It could be difficult to get either bill through the House and then over to the Senate for vetting and support, she said, for one reason: “They are going to be racing against the clock.”
That clock is ticking away, and those bills are among more than 750 pieces of legislation introduced in this year’s session. They are fighting for attention against a raft of bills that have nothing to do with crime or guns, including approving a budget for the coming fiscal year.
In short, it’s priority time, and a lot of things are going to be left stuck behind in the mud.
What you will see now, said Sen. Pete Campos, D-Las Vegas, is a focus on the budget and capital outlay bills, meaning “some of the other issues will fall by the wayside, and they won’t have a chance to make it.”
Still, he said he expects long Senate floor sessions Friday and Saturday in an effort to move some bills forward, including gun-related legislation.
“Gun safety and gun issues will take up quite a bit of time,” he said in an interview.
Rep. Gail Armstrong, R-Magdalena, also expressed optimism some crime bills can make it.
“I think we’ll be on the floor a lot, I think we can still do it,” she said.
On the other hand she, like most Republicans and some conservative Democrats, is less enamored of supporting any new gun laws that, as they see it, violate the right to bear arms.
“I don’t want any of the gun bills [to get through],” she said in an interview.
The Democrat-controlled House and Senate haven’t rejected any of Grisham’s gun control bills, though they did water down the waiting period from 14 business days to 7. Even if the legislature only sends a couple of 2A-infringing bills to the governor she can always call a special session and bring lawmakers back to Santa Fe to finish the job. And even with many of her anti-gun priorities stuck in a holding pattern, there’s no guarantee they’ll continue to be bottled up until the session is gaveled to a close.

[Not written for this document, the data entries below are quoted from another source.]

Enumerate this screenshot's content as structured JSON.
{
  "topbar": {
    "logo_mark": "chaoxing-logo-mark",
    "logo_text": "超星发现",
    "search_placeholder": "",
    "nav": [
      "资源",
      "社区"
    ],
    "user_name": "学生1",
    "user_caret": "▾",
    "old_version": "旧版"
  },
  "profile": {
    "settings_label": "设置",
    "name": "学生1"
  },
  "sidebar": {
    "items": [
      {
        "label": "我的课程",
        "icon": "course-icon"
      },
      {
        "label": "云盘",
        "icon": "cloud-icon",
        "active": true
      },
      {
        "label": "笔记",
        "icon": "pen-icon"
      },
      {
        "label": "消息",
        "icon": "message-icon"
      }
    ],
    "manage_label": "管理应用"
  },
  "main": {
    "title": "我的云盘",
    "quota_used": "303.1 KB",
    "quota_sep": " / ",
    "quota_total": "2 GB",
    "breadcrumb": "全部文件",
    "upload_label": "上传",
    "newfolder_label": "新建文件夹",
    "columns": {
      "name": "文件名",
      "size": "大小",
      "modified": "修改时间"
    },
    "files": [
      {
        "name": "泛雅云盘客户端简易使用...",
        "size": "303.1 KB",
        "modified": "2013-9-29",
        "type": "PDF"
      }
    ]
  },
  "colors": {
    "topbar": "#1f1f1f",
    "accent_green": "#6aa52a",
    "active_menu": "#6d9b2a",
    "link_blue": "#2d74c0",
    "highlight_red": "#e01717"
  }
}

Albuquerque pollster and political analyst Brian Sanderoff said at this point in the legislative game, if it becomes clear a bill does not have the support of the majority of the Legislature or the strong support of a committee chair, it will likely “die just because time is running out.”
Sanderoff said it is premature to assume any bill cannot be driven to the finish line in the last week of the session. He said if Lujan Grisham, a Democrat, and Democratic lawmakers in both parties want a bill to succeed, “there is still time to get it through the legislative process.”
It’s far too early for gun owners to celebrate. Honestly, even after sine die Second Amendment supporters need to be wary, because a special session may very well be on the table. Grisham threatened to bring legislators back to Santa Fe to work on multiple gun control bills last year, but eventually backed down when it became clear that her agenda didn’t have the support to pass. I’m not sure the same political calculus exists this year, given that many of her suggested gun control measures have cleared legislative committees along party lines and without any objections from her fellow Democrats.
We’ll be talking more about what might happen in the waning days of this year’s session on Monday’s Bearing Arms Cam & Co, but right now the most important takeaway is that gun owners need to keep up the pressure on lawmakers to say “no” to Grisham’s gun control package and any other infringements on our right to keep and bear arms… or to at least keep those bills sidelined until the session draws to a close. We can deal with a special session if and when the governor calls for one, but for now the goal should be to get to sine die with the Second Amendment still intact.